“Adopt, don’t shop” is an often used phrase for rescues everywhere who want to encourage adoption of dogs instead of buying a dog from a breeder or puppy store. Why would you want to consider adoption instead of buying a dog? There are many reasons but the most important is the huge number of animals who are euthanized each year because they don’t have a home.
Each year, over 2.7 million adoptable dogs and cats that come into shelters are euthanized just because there aren’t enough people who consider adoption when looking for a pet. This number could be dramatically reduced if more people were open to adoption instead of wanting to buy a pet. When you adopt, you not only save a life, but you open up a spot in that shelter so they can take in another animal that needs it.
You can find any breed or age of dog you want in rescue, from puppies, to purebreds. For example, as a lover of the Golden Retriever breed, I can go to sites like Petfinder.com or any Golden Retriever rescue group and find any number of retrievers available for adoption from puppies to seniors.
When you adopt a dog, you’ll spend a lot less than you would if you were to purchase a dog. Puppies purchased can cost up to several thousand dollars depending on the breed. The cost to adopt a dog is generally along the lines of a few hundred dollars and often includes the cost of spay/neuter, micro-chipping, and some vaccines. It may also include some training sessions. And unlike breeders or puppy stores, if you have questions or issues after the adoption, the rescue group will be there to support you. Reputable breeders should do this, but puppy stores won’t.

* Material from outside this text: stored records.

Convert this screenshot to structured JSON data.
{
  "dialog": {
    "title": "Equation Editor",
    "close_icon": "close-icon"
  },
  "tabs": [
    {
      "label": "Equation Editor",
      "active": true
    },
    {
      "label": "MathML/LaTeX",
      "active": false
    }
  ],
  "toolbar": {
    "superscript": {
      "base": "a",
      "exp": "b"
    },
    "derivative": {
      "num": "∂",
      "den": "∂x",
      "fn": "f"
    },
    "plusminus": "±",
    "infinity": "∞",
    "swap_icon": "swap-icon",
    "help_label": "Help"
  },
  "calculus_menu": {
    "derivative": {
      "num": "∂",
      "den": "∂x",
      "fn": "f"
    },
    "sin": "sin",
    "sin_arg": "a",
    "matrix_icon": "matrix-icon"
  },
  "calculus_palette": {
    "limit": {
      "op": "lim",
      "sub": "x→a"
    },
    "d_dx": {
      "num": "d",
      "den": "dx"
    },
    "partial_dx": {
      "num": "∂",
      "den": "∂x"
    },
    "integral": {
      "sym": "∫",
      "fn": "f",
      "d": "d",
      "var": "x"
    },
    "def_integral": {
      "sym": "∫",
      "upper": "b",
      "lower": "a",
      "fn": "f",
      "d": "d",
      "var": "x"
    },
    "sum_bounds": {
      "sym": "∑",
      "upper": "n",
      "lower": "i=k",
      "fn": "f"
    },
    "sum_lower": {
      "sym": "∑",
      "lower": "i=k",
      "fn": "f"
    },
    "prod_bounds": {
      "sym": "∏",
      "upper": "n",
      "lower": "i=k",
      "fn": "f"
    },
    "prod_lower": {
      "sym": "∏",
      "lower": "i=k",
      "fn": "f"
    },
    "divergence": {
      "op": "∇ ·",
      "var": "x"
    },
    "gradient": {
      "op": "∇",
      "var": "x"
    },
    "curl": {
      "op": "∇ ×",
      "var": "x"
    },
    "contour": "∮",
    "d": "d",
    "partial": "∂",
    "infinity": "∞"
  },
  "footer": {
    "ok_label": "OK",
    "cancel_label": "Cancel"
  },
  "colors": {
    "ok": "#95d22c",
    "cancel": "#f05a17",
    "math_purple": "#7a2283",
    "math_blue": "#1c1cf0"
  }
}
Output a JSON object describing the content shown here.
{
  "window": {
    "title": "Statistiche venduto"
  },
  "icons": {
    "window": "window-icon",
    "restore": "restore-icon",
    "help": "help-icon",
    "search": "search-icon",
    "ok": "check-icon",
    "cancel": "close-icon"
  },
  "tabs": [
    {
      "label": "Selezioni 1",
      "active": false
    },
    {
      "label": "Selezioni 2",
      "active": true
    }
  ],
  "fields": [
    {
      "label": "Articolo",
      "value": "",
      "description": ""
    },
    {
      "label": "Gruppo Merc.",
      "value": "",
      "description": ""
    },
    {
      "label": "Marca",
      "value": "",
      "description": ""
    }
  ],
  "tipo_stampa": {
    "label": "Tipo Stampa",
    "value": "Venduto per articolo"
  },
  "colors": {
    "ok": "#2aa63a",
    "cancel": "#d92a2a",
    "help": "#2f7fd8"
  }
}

Instead of buying that cute puppy from a puppy store, when you adopt, you’re not giving money to the huge puppy mill industry. Puppy mills are essentially factory style mass production breeding facilities. They are in it only for the money. Breeding females in puppy mills are housed in horrible conditions in cages without human interaction or proper medical care, and are bred over and over with the sole intent of producing puppies. The puppies they produce are not socialized, and are often sick or have behavioral issues. These are the puppies you’ll find for sale in puppy stores, online, in flea markets, and some classified ads.
Shelters are full of wonderful dogs that were surrendered through no fault of their own. Instead, the reasons for surrender are generally due to something going on with the family’s circumstances – such as the arrival of a baby, they’re moving, going through a divorce, they don’t have time for the dog, etc. Frankly I think the majority of these excuses are ridiculous; these same people wouldn’t turn their child in for those reasons, so why relinquish their dog? These people view dogs as disposable and that’s sad. But in rescue, these same dogs have the opportunity to find a home where they will be totally loved and valued.
If you are looking to add a dog or cat to your family, you have a great opportunity to see a lot of different animals at the ninth annual RescueFest, being held on Saturday, Jan. 28, at beautiful Lake Lily Park in Maitland. This fundraiser promotes adoption of homeless pets, and seeks to raise awareness of the homeless pet issue. It’s a fun family friendly event. We’ll be there and we hope to see you as well!
Sherri Cappabianca, an expert in the field of canine health and fitness, is the author of two books on canine health, and co-owner of Rocky’s Retreat, an intimate and personal boarding, daycare, hydrotherapy and fitness center, and Barking Dog Fitness, a Gym for Dogs, both located in Orlando. For more information, visit rockysretreat.com or barkingdogfitness.com